But not all processes are intentional, nor are circumstances necessarily chosen by the artist, or even known to the artist for that matter. Or so Los Angeles artist Arnold Mesches found out when he learned that the FBI had been spying on him for decades. He decided to use the Freedom of Information Act to obtain copies of the relevant documents and what came to light was appalling but at times also intriguing as he learned which of his friends, students, neighbors and even lovers had actually been FBI informants. It was all there in copies of official documents that resembled something Orwell or Kafka might have cooked up in a fit of paranoia.
But those reams of official paper also possessed a sort of beauty, he thought. Those big black blobs where the too-sensitive portions had been blacked out were abstractly expressionistic in their suggestion of brush strokes a la Franz Kline or Mark Rothko. So he incorporated them in a series of collages that combine the FBI's record of the minutest details of his life with photos and drawings depicting the epochal events of those times, going back to his first protests against the excesses of the McCarthy era in the late 1940s. Over the years the feds never got anything on Mesches, now 82, beyond mere protest activity, yet they continued to spy on him until well into the 1970s. The resulting collages, which he calls "illuminated manuscripts," were sparked in part by recent federal crackdowns in the wake of 9/11. Grouped as an installation, they convey something of the mind-boggling scale and pettiness of those taxpayer-financed surveillance records, which Mesches deftly subverts by transforming them into collaborative works of art, thus co-opting the feds and becoming "subversive" in ways the FBI never imagined.
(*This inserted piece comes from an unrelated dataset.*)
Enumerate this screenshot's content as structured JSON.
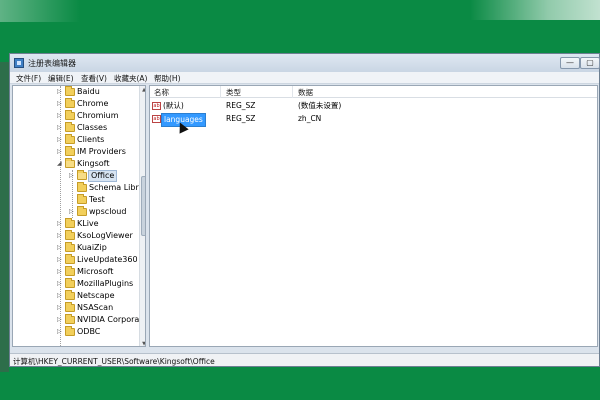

For Robin Levy, being a human female is a concept as well as a process in which aging and child bearing play defining roles. Her elegantly minimal Confronting Our Bodies installation is made up of works created over the past decade that explore passages in her own life while sometimes utilizing her mother as counterpoint. One largish digital color photograph depicts what at first appears to be a woman's legs viewed frontally from the lower thighs to the feet. But, although they are similarly shaped, the leg on the left is tanner and firmer than the leg on the right, a discrepancy explained by the title, In Vein #1 (Mother and Daughter). In Vein #3 makes such differences graphically clear via the web of varicose veins that help distinguish the older leg from the younger. Other Mother and Daughter pairings include a series of similarly matched feet cast in plaster and finished to resemble alabaster.
More mysterious is Modest Impressions, a large sheet of lead mounted on the wall with a chain swing hanging in front. Marked by odd indentations, it is suggestive, but of what? Of swinging -- as a process employed by an artist to make minimalist sculpture with the aid of knee-pads. Yet more mysterious is a large free-form golden bowl hanging from the ceiling. Suggesting an antique ritual object, it is revealed by its title, Vessel (Gold Leaf Belly) as a body casting dating from pregnancy. Similarly, some delicate cloth pouches in a wooden drawer titled Erogenous Zones (Ears, Nose, Toes, Muslin Coverings) refer to "reclaiming" her body after pregnancy. All of this is quite personal, and Levy excels at the delicate touch. Her Take It Or Leave It series of cast plaster breasts is also personal, yet this and related works allude to the extent that the breast has become a consumer commodity in America, a subject of cosmetic manipulations and "wardrobe malfunctions" that are about as public as something so personal can get. And it is this odd nexus of the personal and the impersonal that Levy's autobiographical efforts explore with near-scientific detachment.